We’ve all had bad days. Often it is just the little things that can make it or break it. You were fine with being late for work because of a flat tire. You were fine being chewed out by your boss even though they wouldn’t see it wasn’t your fault. You were even fine when the photocopier just happened to malfunction right before your very important meeting. It just seemed like the end of the world though when you accidentally spilled coffee all over your new clothes. That was it, you’d had it.
Let me tell you about the worst day in Neil’s life. It was December 28th, 2011. His medication had stopped working. He was confused. Very confused. His illness made him think that he was about to die. He knew it was the schizophrenia talking, but was too tired to think clearly.

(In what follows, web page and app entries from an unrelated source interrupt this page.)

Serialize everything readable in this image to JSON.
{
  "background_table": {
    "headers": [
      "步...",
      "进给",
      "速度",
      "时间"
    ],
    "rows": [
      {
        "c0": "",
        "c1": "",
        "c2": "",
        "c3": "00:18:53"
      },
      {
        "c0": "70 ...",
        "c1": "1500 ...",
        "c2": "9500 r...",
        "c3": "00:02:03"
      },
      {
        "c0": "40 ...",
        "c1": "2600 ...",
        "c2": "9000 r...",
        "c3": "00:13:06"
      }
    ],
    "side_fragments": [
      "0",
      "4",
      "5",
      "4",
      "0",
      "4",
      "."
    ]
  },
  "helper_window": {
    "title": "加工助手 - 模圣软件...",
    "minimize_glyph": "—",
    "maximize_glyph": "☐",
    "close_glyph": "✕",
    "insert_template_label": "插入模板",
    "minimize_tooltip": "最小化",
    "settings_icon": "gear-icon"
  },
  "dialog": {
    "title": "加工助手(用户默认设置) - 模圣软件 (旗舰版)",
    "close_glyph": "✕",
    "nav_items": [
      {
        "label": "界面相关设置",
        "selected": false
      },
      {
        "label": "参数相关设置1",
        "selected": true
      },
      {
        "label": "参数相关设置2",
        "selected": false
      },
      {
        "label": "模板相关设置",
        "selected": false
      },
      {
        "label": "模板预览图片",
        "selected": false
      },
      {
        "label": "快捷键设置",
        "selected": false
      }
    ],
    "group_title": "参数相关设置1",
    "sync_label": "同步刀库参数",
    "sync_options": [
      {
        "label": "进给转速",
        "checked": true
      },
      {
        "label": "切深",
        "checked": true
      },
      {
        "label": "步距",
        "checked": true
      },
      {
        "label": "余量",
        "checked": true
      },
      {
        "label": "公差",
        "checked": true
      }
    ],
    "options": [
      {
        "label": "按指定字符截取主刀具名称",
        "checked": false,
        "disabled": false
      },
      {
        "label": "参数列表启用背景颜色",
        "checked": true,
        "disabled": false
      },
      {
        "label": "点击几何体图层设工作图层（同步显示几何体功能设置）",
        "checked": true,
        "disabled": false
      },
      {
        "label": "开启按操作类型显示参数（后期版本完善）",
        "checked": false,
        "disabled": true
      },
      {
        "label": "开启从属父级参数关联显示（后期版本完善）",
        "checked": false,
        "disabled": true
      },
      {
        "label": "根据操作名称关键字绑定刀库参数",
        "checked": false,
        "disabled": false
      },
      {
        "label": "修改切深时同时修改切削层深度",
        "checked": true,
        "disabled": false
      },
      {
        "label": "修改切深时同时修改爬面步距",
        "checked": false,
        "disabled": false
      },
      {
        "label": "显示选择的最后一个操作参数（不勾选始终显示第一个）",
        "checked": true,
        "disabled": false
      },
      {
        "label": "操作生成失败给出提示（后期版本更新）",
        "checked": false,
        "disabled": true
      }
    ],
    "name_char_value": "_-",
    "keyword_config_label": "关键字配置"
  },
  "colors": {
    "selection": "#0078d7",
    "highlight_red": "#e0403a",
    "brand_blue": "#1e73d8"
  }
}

He felt alone, thrown down a pitch black pit of despair, and everything he loved felt like it had become ash.
When Neil talks about a bad day, he’s comparing it to this day. Because of what he’s been through, he’s never hyperbolic about such things.
Breakdowns aren’t fun. Neil really lacks the words to describe the horrible pain which comes with it. No matter how successfully he deals with it, no matter how far he succeeds, it will always be there inside him.

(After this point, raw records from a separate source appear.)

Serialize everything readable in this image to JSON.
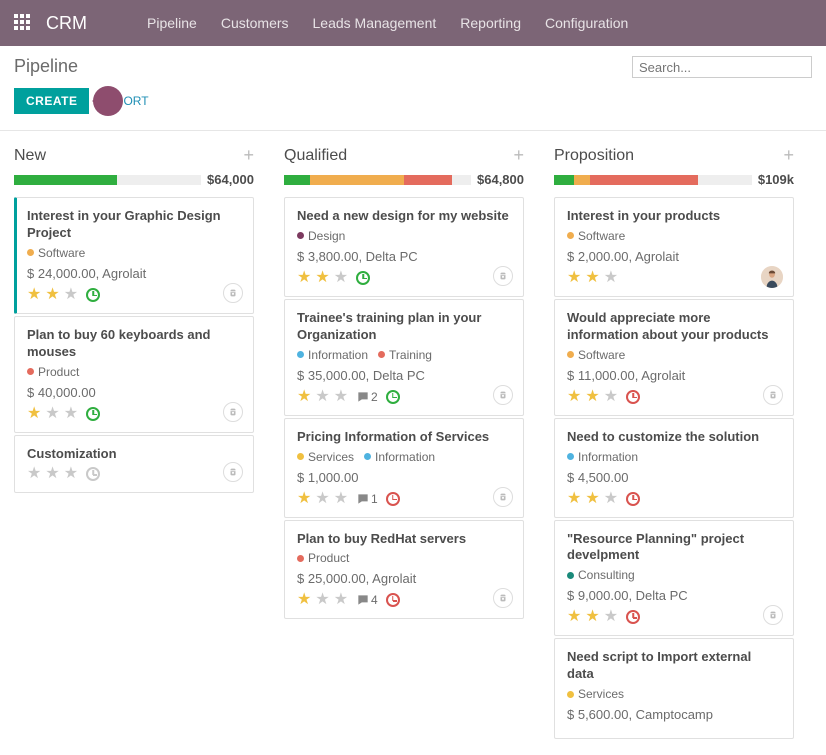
{
  "nav": {
    "brand": "CRM",
    "links": [
      "Pipeline",
      "Customers",
      "Leads Management",
      "Reporting",
      "Configuration"
    ]
  },
  "page": {
    "title": "Pipeline",
    "search_placeholder": "Search..."
  },
  "toolbar": {
    "create_label": "CREATE",
    "import_suffix": "ORT"
  },
  "tag_colors": {
    "Software": "#f0ad4e",
    "Product": "#e46b5d",
    "Design": "#7c3a5f",
    "Information": "#4fb3e0",
    "Training": "#e46b5d",
    "Services": "#f0c040",
    "Consulting": "#1a8a7a"
  },
  "columns": [
    {
      "title": "New",
      "total": "$64,000",
      "segments": [
        {
          "color": "green",
          "pct": 55
        }
      ],
      "cards": [
        {
          "highlight": true,
          "title": "Interest in your Graphic Design Project",
          "tags": [
            "Software"
          ],
          "subtitle": "$ 24,000.00, Agrolait",
          "stars": 2,
          "clock": "green",
          "icon": "attach"
        },
        {
          "title": "Plan to buy 60 keyboards and mouses",
          "tags": [
            "Product"
          ],
          "subtitle": "$ 40,000.00",
          "stars": 1,
          "clock": "green",
          "icon": "attach"
        },
        {
          "title": "Customization",
          "tags": [],
          "subtitle": "",
          "stars": 0,
          "clock": "grey",
          "icon": "attach"
        }
      ]
    },
    {
      "title": "Qualified",
      "total": "$64,800",
      "segments": [
        {
          "color": "green",
          "pct": 14
        },
        {
          "color": "orange",
          "pct": 50
        },
        {
          "color": "red",
          "pct": 26
        }
      ],
      "cards": [
        {
          "title": "Need a new design for my website",
          "tags": [
            "Design"
          ],
          "subtitle": "$ 3,800.00, Delta PC",
          "stars": 2,
          "clock": "green",
          "icon": "attach"
        },
        {
          "title": "Trainee's training plan in your Organization",
          "tags": [
            "Information",
            "Training"
          ],
          "subtitle": "$ 35,000.00, Delta PC",
          "stars": 1,
          "msg": 2,
          "clock": "green",
          "icon": "attach"
        },
        {
          "title": "Pricing Information of Services",
          "tags": [
            "Services",
            "Information"
          ],
          "subtitle": "$ 1,000.00",
          "stars": 1,
          "msg": 1,
          "clock": "red",
          "icon": "attach"
        },
        {
          "title": "Plan to buy RedHat servers",
          "tags": [
            "Product"
          ],
          "subtitle": "$ 25,000.00, Agrolait",
          "stars": 1,
          "msg": 4,
          "clock": "red",
          "icon": "attach"
        }
      ]
    },
    {
      "title": "Proposition",
      "total": "$109k",
      "segments": [
        {
          "color": "green",
          "pct": 10
        },
        {
          "color": "orange",
          "pct": 8
        },
        {
          "color": "red",
          "pct": 55
        }
      ],
      "cards": [
        {
          "title": "Interest in your products",
          "tags": [
            "Software"
          ],
          "subtitle": "$ 2,000.00, Agrolait",
          "stars": 2,
          "icon": "avatar"
        },
        {
          "title": "Would appreciate more information about your products",
          "tags": [
            "Software"
          ],
          "subtitle": "$ 11,000.00, Agrolait",
          "stars": 2,
          "clock": "red",
          "icon": "attach"
        },
        {
          "title": "Need to customize the solution",
          "tags": [
            "Information"
          ],
          "subtitle": "$ 4,500.00",
          "stars": 2,
          "clock": "red"
        },
        {
          "title": "\"Resource Planning\" project develpment",
          "tags": [
            "Consulting"
          ],
          "subtitle": "$ 9,000.00, Delta PC",
          "stars": 2,
          "clock": "red",
          "icon": "attach"
        },
        {
          "title": "Need script to Import external data",
          "tags": [
            "Services"
          ],
          "subtitle": "$ 5,600.00, Camptocamp"
        }
      ]
    }
  ]
}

How he chooses to deal with the pain though does matter. Some people when faced with pain, choose to inflict it on others or to inflict it on themselves. Neil isn’t like that, and doesn’t ever want to be anything like that. One of the many reasons he is being public with his illness is to share that pain in a positive manner. It’s all about choosing hope, rather than embracing despair.
So the worst thing in the world has happened. (This has only happened to Neil once in ten years of successfully managing his illness).

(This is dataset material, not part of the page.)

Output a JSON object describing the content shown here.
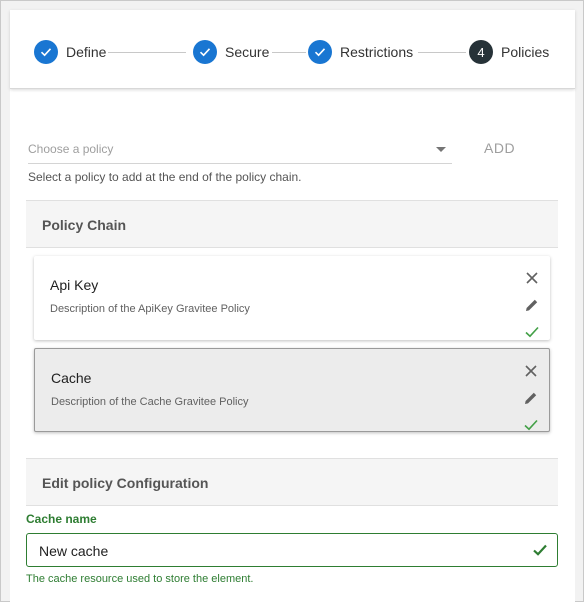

What you need to know: Understanding why this has happened is unimportant now. It is important to note that Neil should appear very docile and disconnected. An extreme version of “I’m Tired.” He may seem disconnected with reality, like off in a dream world. Your words will sometimes fail to reach him. He may talk complete nonsense and even when he does make sense, it will seem disconnected and he may say things that are untrue or impossible. He may seem to be flinching from pain. It hurts for him just to focus enough to be in this world. This is bad. This is the worst thing for a schizophrenic. Now bear in mind, Neil is not violent. Unlike some schizophrenics, he will not hurt others or hurt himself. He has a huge amount of empathy that is still there even on the worst of his days. One key thing to remember is mental illness doesn’t change the person with it. Unlike the movies, a mental illness isn’t justification for why someone is “evil” it just is something a person has to deal with. Even with the worst thing in the world happening to him, Neil is still on some level Neil. Always remember that.
What you should do: This is bad. Very bad. Neil will need to see preferably his psychiatrist or his family doctor as soon as possible. Contact his family to let them know. They love him very much and want to help if they can. He has their numbers. If you have to interact with Neil while he’s going through this without help from either his family or close friends, remember one key rule. Empathize not rationalize. His brain won’t function correctly and he may not be capable of processing much if any reality. But he’s still a person and still has his heart underneath. If you reach for him through it, it will keep him calmer and more stable. If you want to help, keep him company until those with better experience (either family, close friends or professionals) can do more for him.
What you shouldn’t do: Attempt to reason with him. He may say things that don’t make any sense. Ignore them. Don’t try and convince him that they aren’t real, or that he’s “talking crazy talk.” Believe me, on some level he knows it isn’t making any sense and arguing with him will only make him more frustrated and agitated, which will make the whole thing, as indescribably unpleasant as it is, much worse.